What I didn’t like so much:

The ending was a little abrupt for my liking, but I did like where the story closed.
– I’m no scientist, but I always thought that the left/right brain theory was disproved? Hmm, I’m not sure, but I won’t hold it against the book because they utilised the brain so well in other areas.
– I couldn’t help but compare the Holons (residents of the brain) to the characters in Inside Out. I’M A TODDLER AT HEART.


Favourite quotation:

“Resentment is like swallowing poison, then waiting for your adversary to die.”

Rating?Brainwalker Overall3.5/5 stars

3.5 stars


Yes, and no. It’s a deserving quick read with an absorbing plot and likeable characters, but I wouldn’t tell anyone to move it to the top of their TBR’s. That being said, I really enjoyed the book, and with their ability to conjure gripping plots with an easy-going writing style, I’m looking forward to what Mundell and Lacast have to offer in the future!

 Highly Illogical Behaviour


This is the first book I’ve read from Corey Whaley, and I must admit, I was pleasantly surprised by it; I definitely would pick up another (and yes, I’m eyeing up Noggin, because who wouldn’t be hopeful of a plot involving head preservation?). A warm, summer contemporary with characters that you root for, and an introspective look into mental illness. WHY AM I READING SO MANY MENTAL ILLNESS BOOKS RECENTLY?! I didn’t plan this, I swear.

One-sentence summary:

We join Solomon, an introverted 16 year old with a mental disability, who hasn’t left the house in 3 years, as he makes a friend in Lisa; she’s college-conscious and attempting to “cure” Solomon, so she can write an essay about it, winning the scholarship of her dreams.

What I liked:

  • CLARK AND SOLOMON’s “relationship” *possessively bats away Lisa*
  • The writing-style was easy-going, and understandable, which aided the conveyance of a pretty warming plotline.
  • The progression of all of the characters was pretty great; it’s unusual for a YA contemporary to be able to divide time/backstory/energy between more than 2 characters, so I was very appreciative.
  • The fact that Solomon owned an Adventure Time chess-set, and my new-found DESIRE to purchase one. I just relate to that show on a SPIRITUAL LEVEL.



What I didn’t like so much:

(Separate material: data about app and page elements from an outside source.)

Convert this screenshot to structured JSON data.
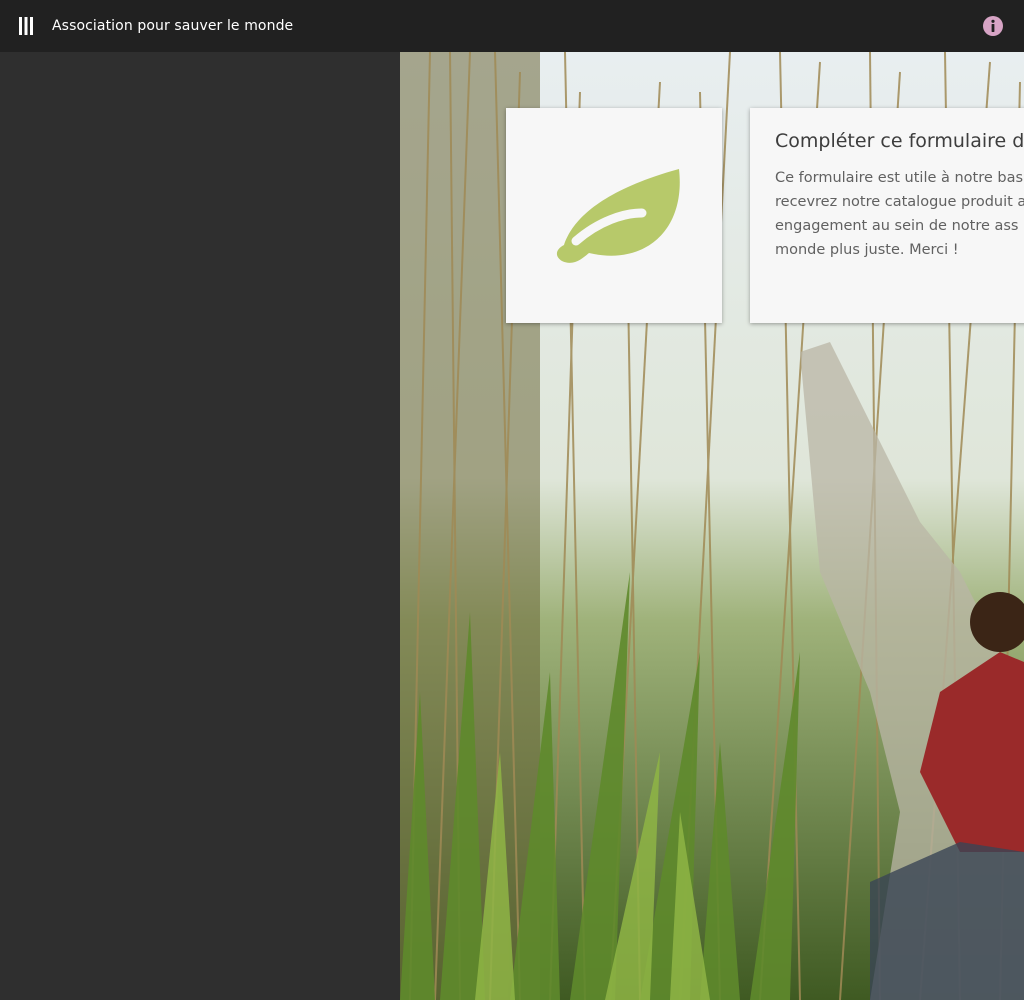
{
  "header": {
    "title": "Association pour sauver le monde",
    "menu_icon": "menu-bars-icon",
    "info_icon": "info-icon",
    "info_color": "#d7a4c5"
  },
  "card": {
    "icon": "leaf-icon",
    "icon_color": "#b7c96a",
    "title": "Compléter ce formulaire de c",
    "lines": [
      "Ce formulaire est utile à notre bas",
      "recevrez notre catalogue produit ai",
      "engagement au sein de notre ass",
      "monde plus juste. Merci !"
    ]
  }
}
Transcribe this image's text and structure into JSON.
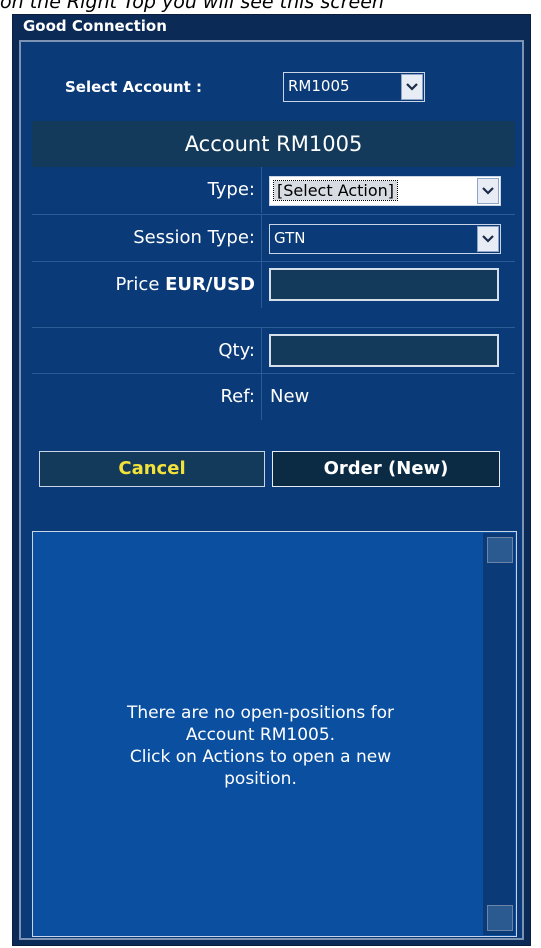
{
  "caption": "on the Right Top you will see this screen",
  "window": {
    "title": "Good Connection"
  },
  "account_select": {
    "label": "Select Account :",
    "value": "RM1005"
  },
  "order_panel": {
    "header": "Account RM1005",
    "type": {
      "label": "Type:",
      "value": "[Select Action]"
    },
    "session_type": {
      "label": "Session Type:",
      "value": "GTN"
    },
    "price": {
      "label_prefix": "Price ",
      "label_pair": "EUR/USD",
      "value": ""
    },
    "qty": {
      "label": "Qty:",
      "value": ""
    },
    "ref": {
      "label": "Ref:",
      "value": "New"
    },
    "cancel_label": "Cancel",
    "order_label": "Order (New)"
  },
  "positions": {
    "message_line1": "There are no open-positions for",
    "message_line2": "Account RM1005.",
    "message_line3": "Click on Actions to open a new",
    "message_line4": "position."
  }
}
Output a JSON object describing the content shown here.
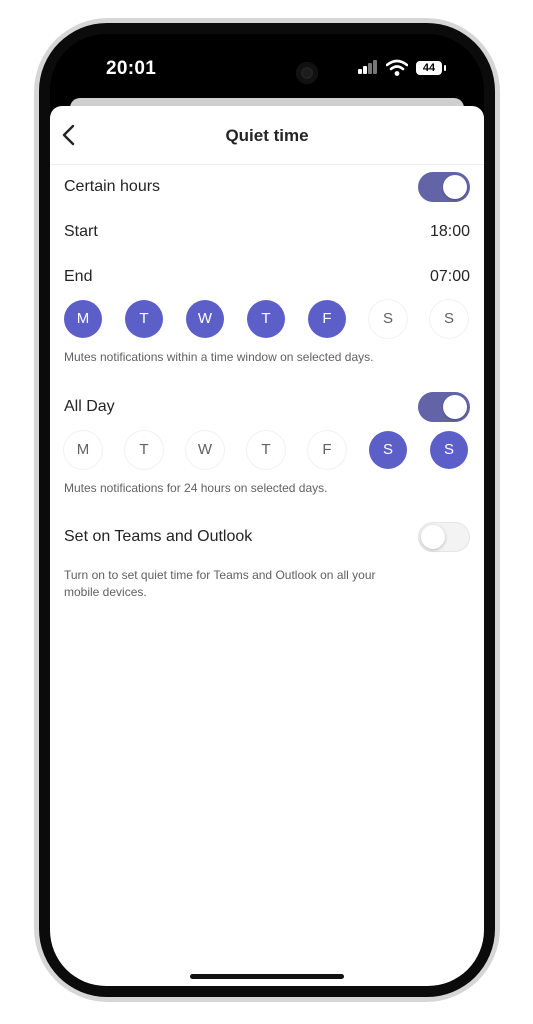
{
  "status_bar": {
    "time": "20:01",
    "battery": "44"
  },
  "header": {
    "title": "Quiet time"
  },
  "certain_hours": {
    "label": "Certain hours",
    "enabled": true,
    "start_label": "Start",
    "start_value": "18:00",
    "end_label": "End",
    "end_value": "07:00",
    "days": [
      {
        "letter": "M",
        "selected": true
      },
      {
        "letter": "T",
        "selected": true
      },
      {
        "letter": "W",
        "selected": true
      },
      {
        "letter": "T",
        "selected": true
      },
      {
        "letter": "F",
        "selected": true
      },
      {
        "letter": "S",
        "selected": false
      },
      {
        "letter": "S",
        "selected": false
      }
    ],
    "hint": "Mutes notifications within a time window on selected days."
  },
  "all_day": {
    "label": "All Day",
    "enabled": true,
    "days": [
      {
        "letter": "M",
        "selected": false
      },
      {
        "letter": "T",
        "selected": false
      },
      {
        "letter": "W",
        "selected": false
      },
      {
        "letter": "T",
        "selected": false
      },
      {
        "letter": "F",
        "selected": false
      },
      {
        "letter": "S",
        "selected": true
      },
      {
        "letter": "S",
        "selected": true
      }
    ],
    "hint": "Mutes notifications for 24 hours on selected days."
  },
  "teams_outlook": {
    "label": "Set on Teams and Outlook",
    "enabled": false,
    "hint": "Turn on to set quiet time for Teams and Outlook on all your mobile devices."
  },
  "colors": {
    "accent": "#5b5fc7",
    "toggle_on": "#6264a7"
  },
  "icons": {
    "back": "chevron-left-icon",
    "signal": "cellular-signal-icon",
    "wifi": "wifi-icon",
    "battery": "battery-icon"
  }
}
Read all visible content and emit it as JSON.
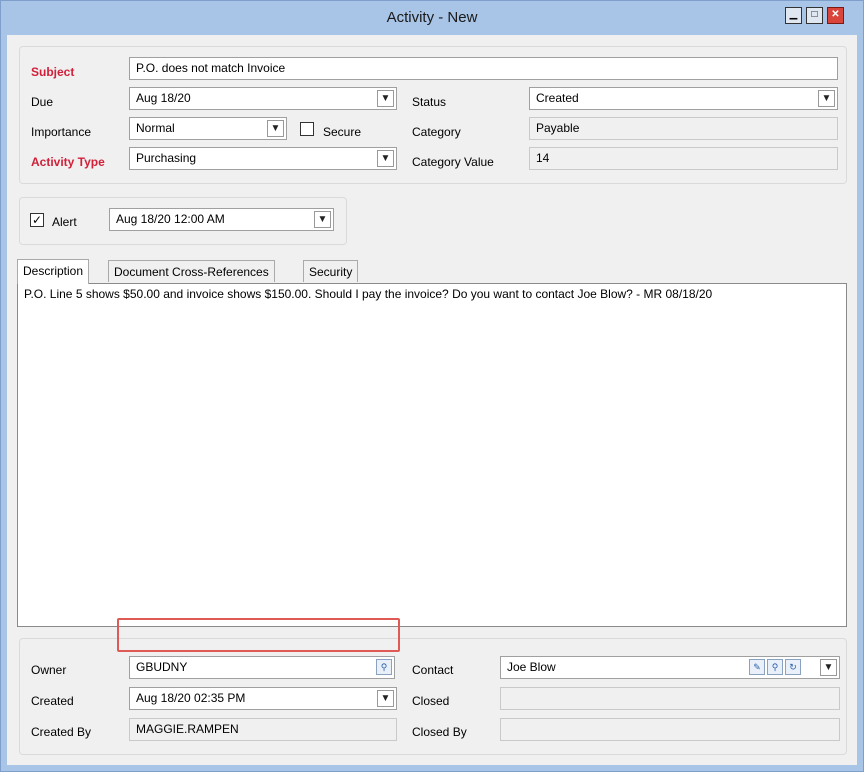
{
  "window": {
    "title": "Activity - New",
    "minimize": "▁",
    "maximize": "□",
    "close": "✕"
  },
  "form": {
    "subject_label": "Subject",
    "subject_value": "P.O. does not match Invoice",
    "due_label": "Due",
    "due_value": "Aug 18/20",
    "status_label": "Status",
    "status_value": "Created",
    "importance_label": "Importance",
    "importance_value": "Normal",
    "secure_label": "Secure",
    "category_label": "Category",
    "category_value": "Payable",
    "activity_type_label": "Activity Type",
    "activity_type_value": "Purchasing",
    "category_value_label": "Category Value",
    "category_value_value": "14"
  },
  "alert": {
    "label": "Alert",
    "checked": true,
    "value": "Aug 18/20 12:00 AM"
  },
  "tabs": [
    {
      "label": "Description",
      "active": true
    },
    {
      "label": "Document Cross-References",
      "active": false
    },
    {
      "label": "Security",
      "active": false
    }
  ],
  "description_text": "P.O. Line 5 shows $50.00 and invoice shows $150.00. Should I pay the invoice? Do you want to contact Joe Blow? - MR 08/18/20",
  "footer": {
    "owner_label": "Owner",
    "owner_value": "GBUDNY",
    "contact_label": "Contact",
    "contact_value": "Joe Blow",
    "created_label": "Created",
    "created_value": "Aug 18/20 02:35 PM",
    "closed_label": "Closed",
    "closed_value": "",
    "created_by_label": "Created By",
    "created_by_value": "MAGGIE.RAMPEN",
    "closed_by_label": "Closed By",
    "closed_by_value": ""
  },
  "colors": {
    "required_label": "#d0203a",
    "highlight": "#e05a55",
    "title_bar": "#a8c4e6"
  },
  "icons": {
    "dropdown": "chevron-down-icon",
    "lookup": "magnifier-icon",
    "new_contact": "new-icon",
    "refresh": "refresh-icon"
  }
}
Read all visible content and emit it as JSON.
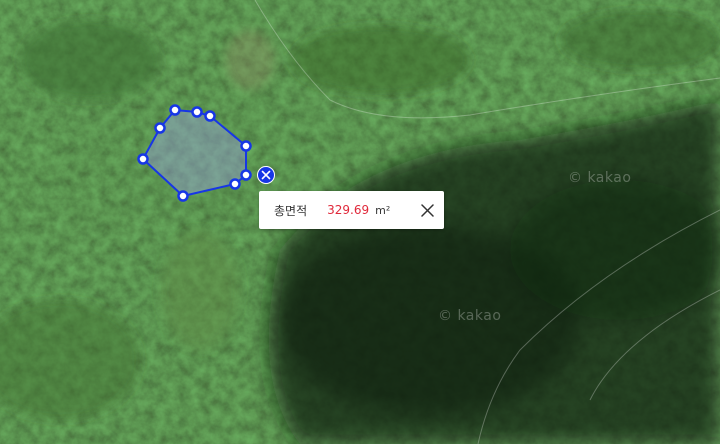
{
  "map": {
    "provider_watermark": "© kakao",
    "polygon_color": "#1736e6"
  },
  "measure_popup": {
    "label": "총면적",
    "value": "329.69",
    "unit": "m²",
    "value_color": "#e0283a"
  },
  "icons": {
    "close_drawing": "close-icon",
    "close_popup": "close-icon"
  }
}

  • The story became semi-unrealistic at points; if I hadn’t left the house for 3 years , I don’t think I’d be half as welcoming as Solomon was (especially to Lisa…)
  • Which brings me on to how much I disliked Lisa. SHE WAS SO ARROGANT AND ANNOYINGLY SELF-RIGHTEOUS. In places, I wanted to scream. And my, oh my, was I happy when Janis stood up for herself.


Favourite Quotations:

“She also knew that there were a lot of people in the world who regretted never doing the things they felt were right because they were afraid of seeming strange or crazy. Lisa wouldn’t settle for that sort of mediocre existence, one bound by invisible social cues.”

“There are no boring places, only boring people”


Highly Illogical Behaviour Overall

3.5/5 stars

3.5 stars


Give it a go, I think it’s worth it!


10 thoughts on “August MiniReviews (with not so mini topics!)

  1. Ooooo I love your little header thingies for the books!
    Okayyyyyyyy, I haven’t read any of these. Nikki loved All the Bright Places (like, seriously loved it), so I KEEP MEANING TO READ IT BUT HELLO 600-SOMETHING TBR HAS 600 OTHER BOOKS ON IT TOO.
    And I LOVE the cover for the third book. GAH, TT, YOU’RE GOING TO MAKE ME ADD TO MY TBR. I’M TRYING NOT TO DO THAT.


Leave a Reply

Fill in your details below or click an icon to log in:

WordPress.com Logo

You are commenting using your WordPress.com account. Log Out /  Change )

Google+ photo

You are commenting using your Google+ account. Log Out /  Change )

Twitter picture

You are commenting using your Twitter account. Log Out /  Change )

Facebook photo

You are commenting using your Facebook account. Log Out /  Change )


Connecting to %s